#### [Task goal]
Could you print all the entries below exactly as they appear, omitting the pictures?

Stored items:
____________
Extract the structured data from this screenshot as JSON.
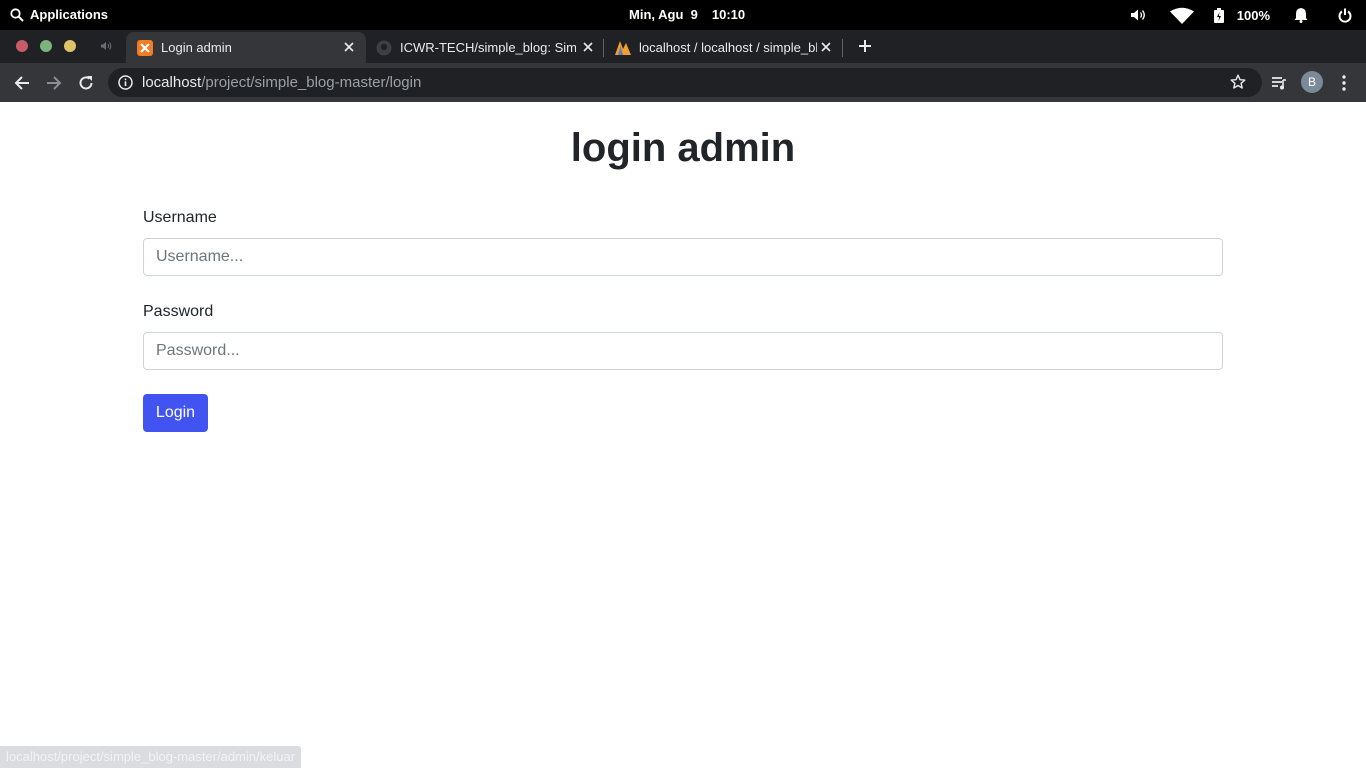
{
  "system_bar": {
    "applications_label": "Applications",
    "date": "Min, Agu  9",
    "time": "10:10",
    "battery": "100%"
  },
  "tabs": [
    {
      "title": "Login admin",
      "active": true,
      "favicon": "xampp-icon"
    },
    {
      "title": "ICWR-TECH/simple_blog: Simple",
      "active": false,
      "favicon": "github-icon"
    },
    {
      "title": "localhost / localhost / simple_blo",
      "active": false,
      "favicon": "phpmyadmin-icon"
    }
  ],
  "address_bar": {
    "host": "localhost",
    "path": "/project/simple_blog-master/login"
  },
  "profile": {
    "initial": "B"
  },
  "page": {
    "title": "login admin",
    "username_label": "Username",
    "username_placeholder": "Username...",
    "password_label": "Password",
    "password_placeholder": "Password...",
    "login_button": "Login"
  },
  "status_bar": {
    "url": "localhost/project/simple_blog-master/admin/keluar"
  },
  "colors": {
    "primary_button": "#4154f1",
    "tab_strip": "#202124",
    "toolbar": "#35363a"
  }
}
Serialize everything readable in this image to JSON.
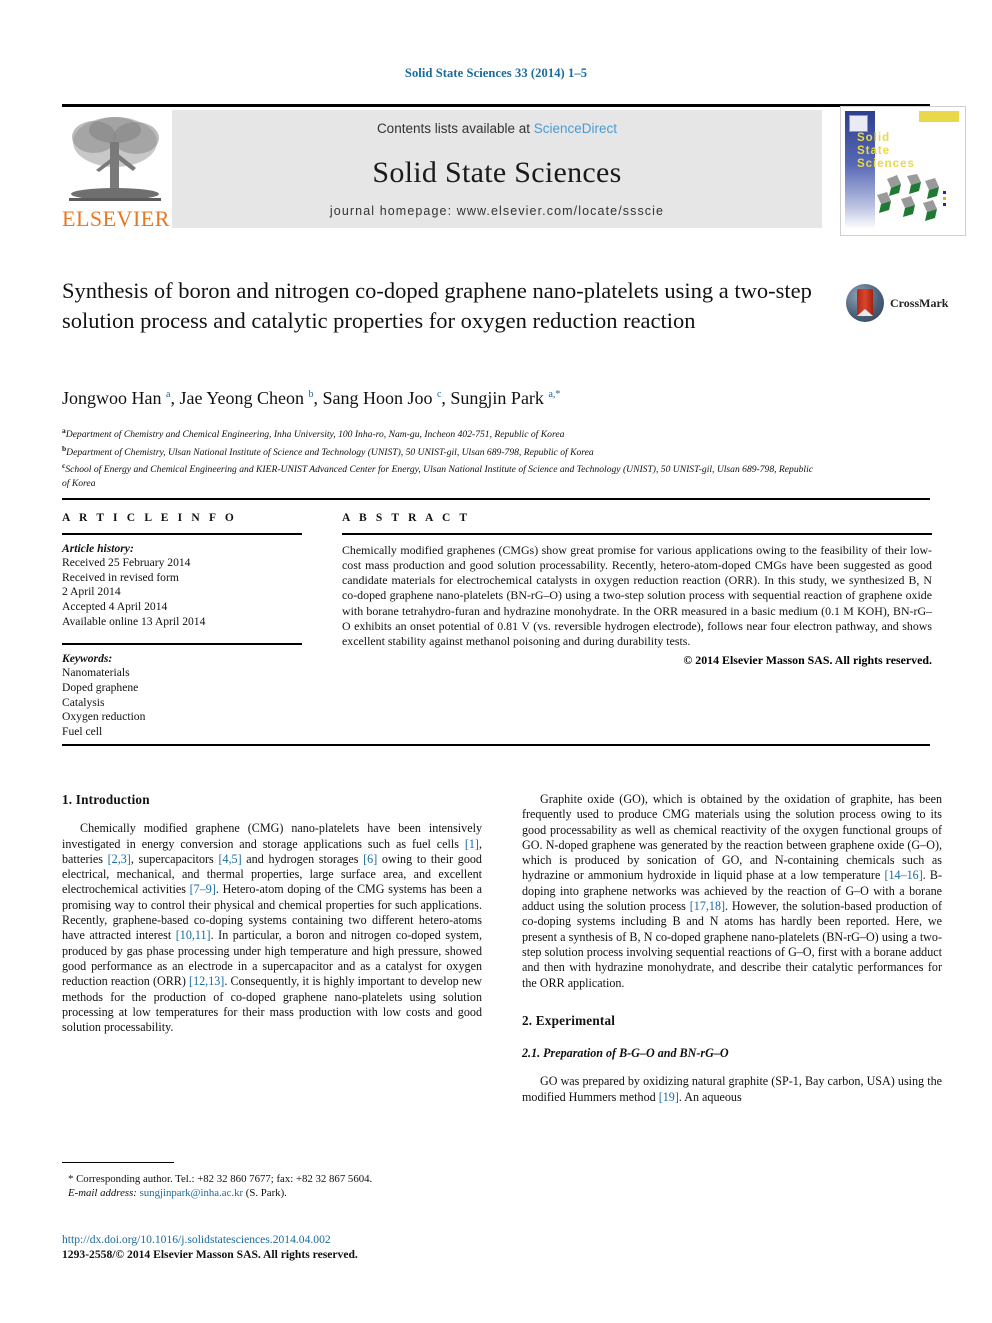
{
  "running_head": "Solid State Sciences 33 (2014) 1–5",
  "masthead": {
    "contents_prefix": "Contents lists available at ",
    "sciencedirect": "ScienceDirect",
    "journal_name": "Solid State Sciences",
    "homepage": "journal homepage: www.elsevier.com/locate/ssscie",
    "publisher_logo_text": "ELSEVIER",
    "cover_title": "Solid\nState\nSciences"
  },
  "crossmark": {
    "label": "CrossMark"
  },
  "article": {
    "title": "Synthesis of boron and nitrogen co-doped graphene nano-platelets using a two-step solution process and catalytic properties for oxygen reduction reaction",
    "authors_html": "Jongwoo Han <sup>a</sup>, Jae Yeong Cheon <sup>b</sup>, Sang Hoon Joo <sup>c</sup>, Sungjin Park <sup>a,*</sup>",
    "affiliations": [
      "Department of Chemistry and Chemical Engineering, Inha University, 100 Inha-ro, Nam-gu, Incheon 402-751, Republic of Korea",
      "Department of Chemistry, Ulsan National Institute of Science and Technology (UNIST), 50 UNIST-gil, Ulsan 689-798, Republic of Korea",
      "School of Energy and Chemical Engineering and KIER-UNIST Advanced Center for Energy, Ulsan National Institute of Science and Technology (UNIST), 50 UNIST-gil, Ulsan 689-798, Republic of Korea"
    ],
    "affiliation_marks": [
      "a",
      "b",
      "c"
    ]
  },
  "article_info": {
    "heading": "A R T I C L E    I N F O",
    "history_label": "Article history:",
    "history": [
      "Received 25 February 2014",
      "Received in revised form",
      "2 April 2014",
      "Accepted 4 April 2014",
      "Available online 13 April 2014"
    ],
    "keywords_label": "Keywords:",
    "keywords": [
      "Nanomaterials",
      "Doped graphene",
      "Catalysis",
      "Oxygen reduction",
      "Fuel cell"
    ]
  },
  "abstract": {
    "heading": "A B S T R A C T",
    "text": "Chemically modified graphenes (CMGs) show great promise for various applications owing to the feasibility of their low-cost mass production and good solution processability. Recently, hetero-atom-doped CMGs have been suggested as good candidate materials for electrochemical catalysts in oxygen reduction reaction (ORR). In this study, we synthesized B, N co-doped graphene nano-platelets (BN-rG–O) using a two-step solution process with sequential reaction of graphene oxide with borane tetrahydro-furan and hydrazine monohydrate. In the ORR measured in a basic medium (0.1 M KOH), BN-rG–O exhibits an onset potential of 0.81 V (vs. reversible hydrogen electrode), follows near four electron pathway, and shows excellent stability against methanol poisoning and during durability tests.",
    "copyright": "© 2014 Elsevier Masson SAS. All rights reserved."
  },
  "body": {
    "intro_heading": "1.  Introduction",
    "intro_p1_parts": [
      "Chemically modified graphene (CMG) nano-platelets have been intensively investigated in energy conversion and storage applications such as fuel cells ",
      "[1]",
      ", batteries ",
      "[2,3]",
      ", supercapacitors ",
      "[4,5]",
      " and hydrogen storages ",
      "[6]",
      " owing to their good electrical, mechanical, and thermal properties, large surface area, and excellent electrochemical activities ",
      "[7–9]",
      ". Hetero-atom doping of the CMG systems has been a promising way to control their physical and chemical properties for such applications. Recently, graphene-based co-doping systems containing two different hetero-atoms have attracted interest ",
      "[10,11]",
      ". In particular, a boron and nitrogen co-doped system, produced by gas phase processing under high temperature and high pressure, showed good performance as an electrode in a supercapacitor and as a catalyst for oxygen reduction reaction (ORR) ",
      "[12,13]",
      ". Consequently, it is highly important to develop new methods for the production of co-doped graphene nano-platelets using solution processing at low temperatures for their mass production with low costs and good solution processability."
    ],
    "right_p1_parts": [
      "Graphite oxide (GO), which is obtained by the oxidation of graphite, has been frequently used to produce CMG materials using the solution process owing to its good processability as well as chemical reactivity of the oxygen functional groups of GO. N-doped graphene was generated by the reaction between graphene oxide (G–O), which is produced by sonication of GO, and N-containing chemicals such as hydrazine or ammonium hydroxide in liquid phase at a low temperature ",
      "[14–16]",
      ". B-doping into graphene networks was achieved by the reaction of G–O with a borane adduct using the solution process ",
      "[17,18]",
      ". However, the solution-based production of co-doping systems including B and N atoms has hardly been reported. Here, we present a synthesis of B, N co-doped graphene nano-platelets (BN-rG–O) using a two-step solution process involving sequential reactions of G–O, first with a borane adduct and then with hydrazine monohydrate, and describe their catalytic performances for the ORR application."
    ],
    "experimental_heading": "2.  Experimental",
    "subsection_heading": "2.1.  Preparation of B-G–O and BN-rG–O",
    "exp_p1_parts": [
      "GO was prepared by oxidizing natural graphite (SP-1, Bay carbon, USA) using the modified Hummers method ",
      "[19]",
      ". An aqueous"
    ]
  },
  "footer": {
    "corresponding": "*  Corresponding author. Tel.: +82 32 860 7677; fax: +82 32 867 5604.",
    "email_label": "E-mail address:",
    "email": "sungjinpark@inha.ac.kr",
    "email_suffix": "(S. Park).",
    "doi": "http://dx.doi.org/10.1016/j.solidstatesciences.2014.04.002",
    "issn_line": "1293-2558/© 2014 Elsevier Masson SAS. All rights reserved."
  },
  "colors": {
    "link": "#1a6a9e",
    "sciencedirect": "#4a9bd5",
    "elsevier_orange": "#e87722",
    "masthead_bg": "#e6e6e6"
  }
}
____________
#### [Answer to this task]
Extract the structured data from this screenshot as JSON.
{
  "system_bar": {
    "applications_label": "Applications",
    "date": "Min, Agu  9",
    "time": "10:10",
    "battery": "100%"
  },
  "tabs": [
    {
      "title": "Login admin",
      "active": true,
      "favicon": "xampp-icon"
    },
    {
      "title": "ICWR-TECH/simple_blog: Simple",
      "active": false,
      "favicon": "github-icon"
    },
    {
      "title": "localhost / localhost / simple_blo",
      "active": false,
      "favicon": "phpmyadmin-icon"
    }
  ],
  "address_bar": {
    "host": "localhost",
    "path": "/project/simple_blog-master/login"
  },
  "profile": {
    "initial": "B"
  },
  "page": {
    "title": "login admin",
    "username_label": "Username",
    "username_placeholder": "Username...",
    "password_label": "Password",
    "password_placeholder": "Password...",
    "login_button": "Login"
  },
  "status_bar": {
    "url": "localhost/project/simple_blog-master/admin/keluar"
  },
  "colors": {
    "primary_button": "#4154f1",
    "tab_strip": "#202124",
    "toolbar": "#35363a"
  }
}
Serialize everything readable in this image to JSON.
{
  "running_head": "Solid State Sciences 33 (2014) 1–5",
  "masthead": {
    "contents_prefix": "Contents lists available at ",
    "sciencedirect": "ScienceDirect",
    "journal_name": "Solid State Sciences",
    "homepage": "journal homepage: www.elsevier.com/locate/ssscie",
    "publisher_logo_text": "ELSEVIER",
    "cover_title": "Solid\nState\nSciences"
  },
  "crossmark": {
    "label": "CrossMark"
  },
  "article": {
    "title": "Synthesis of boron and nitrogen co-doped graphene nano-platelets using a two-step solution process and catalytic properties for oxygen reduction reaction",
    "authors_html": "Jongwoo Han <sup>a</sup>, Jae Yeong Cheon <sup>b</sup>, Sang Hoon Joo <sup>c</sup>, Sungjin Park <sup>a,*</sup>",
    "affiliations": [
      "Department of Chemistry and Chemical Engineering, Inha University, 100 Inha-ro, Nam-gu, Incheon 402-751, Republic of Korea",
      "Department of Chemistry, Ulsan National Institute of Science and Technology (UNIST), 50 UNIST-gil, Ulsan 689-798, Republic of Korea",
      "School of Energy and Chemical Engineering and KIER-UNIST Advanced Center for Energy, Ulsan National Institute of Science and Technology (UNIST), 50 UNIST-gil, Ulsan 689-798, Republic of Korea"
    ],
    "affiliation_marks": [
      "a",
      "b",
      "c"
    ]
  },
  "article_info": {
    "heading": "A R T I C L E    I N F O",
    "history_label": "Article history:",
    "history": [
      "Received 25 February 2014",
      "Received in revised form",
      "2 April 2014",
      "Accepted 4 April 2014",
      "Available online 13 April 2014"
    ],
    "keywords_label": "Keywords:",
    "keywords": [
      "Nanomaterials",
      "Doped graphene",
      "Catalysis",
      "Oxygen reduction",
      "Fuel cell"
    ]
  },
  "abstract": {
    "heading": "A B S T R A C T",
    "text": "Chemically modified graphenes (CMGs) show great promise for various applications owing to the feasibility of their low-cost mass production and good solution processability. Recently, hetero-atom-doped CMGs have been suggested as good candidate materials for electrochemical catalysts in oxygen reduction reaction (ORR). In this study, we synthesized B, N co-doped graphene nano-platelets (BN-rG–O) using a two-step solution process with sequential reaction of graphene oxide with borane tetrahydro-furan and hydrazine monohydrate. In the ORR measured in a basic medium (0.1 M KOH), BN-rG–O exhibits an onset potential of 0.81 V (vs. reversible hydrogen electrode), follows near four electron pathway, and shows excellent stability against methanol poisoning and during durability tests.",
    "copyright": "© 2014 Elsevier Masson SAS. All rights reserved."
  },
  "body": {
    "intro_heading": "1.  Introduction",
    "intro_p1_parts": [
      "Chemically modified graphene (CMG) nano-platelets have been intensively investigated in energy conversion and storage applications such as fuel cells ",
      "[1]",
      ", batteries ",
      "[2,3]",
      ", supercapacitors ",
      "[4,5]",
      " and hydrogen storages ",
      "[6]",
      " owing to their good electrical, mechanical, and thermal properties, large surface area, and excellent electrochemical activities ",
      "[7–9]",
      ". Hetero-atom doping of the CMG systems has been a promising way to control their physical and chemical properties for such applications. Recently, graphene-based co-doping systems containing two different hetero-atoms have attracted interest ",
      "[10,11]",
      ". In particular, a boron and nitrogen co-doped system, produced by gas phase processing under high temperature and high pressure, showed good performance as an electrode in a supercapacitor and as a catalyst for oxygen reduction reaction (ORR) ",
      "[12,13]",
      ". Consequently, it is highly important to develop new methods for the production of co-doped graphene nano-platelets using solution processing at low temperatures for their mass production with low costs and good solution processability."
    ],
    "right_p1_parts": [
      "Graphite oxide (GO), which is obtained by the oxidation of graphite, has been frequently used to produce CMG materials using the solution process owing to its good processability as well as chemical reactivity of the oxygen functional groups of GO. N-doped graphene was generated by the reaction between graphene oxide (G–O), which is produced by sonication of GO, and N-containing chemicals such as hydrazine or ammonium hydroxide in liquid phase at a low temperature ",
      "[14–16]",
      ". B-doping into graphene networks was achieved by the reaction of G–O with a borane adduct using the solution process ",
      "[17,18]",
      ". However, the solution-based production of co-doping systems including B and N atoms has hardly been reported. Here, we present a synthesis of B, N co-doped graphene nano-platelets (BN-rG–O) using a two-step solution process involving sequential reactions of G–O, first with a borane adduct and then with hydrazine monohydrate, and describe their catalytic performances for the ORR application."
    ],
    "experimental_heading": "2.  Experimental",
    "subsection_heading": "2.1.  Preparation of B-G–O and BN-rG–O",
    "exp_p1_parts": [
      "GO was prepared by oxidizing natural graphite (SP-1, Bay carbon, USA) using the modified Hummers method ",
      "[19]",
      ". An aqueous"
    ]
  },
  "footer": {
    "corresponding": "*  Corresponding author. Tel.: +82 32 860 7677; fax: +82 32 867 5604.",
    "email_label": "E-mail address:",
    "email": "sungjinpark@inha.ac.kr",
    "email_suffix": "(S. Park).",
    "doi": "http://dx.doi.org/10.1016/j.solidstatesciences.2014.04.002",
    "issn_line": "1293-2558/© 2014 Elsevier Masson SAS. All rights reserved."
  },
  "colors": {
    "link": "#1a6a9e",
    "sciencedirect": "#4a9bd5",
    "elsevier_orange": "#e87722",
    "masthead_bg": "#e6e6e6"
  }
}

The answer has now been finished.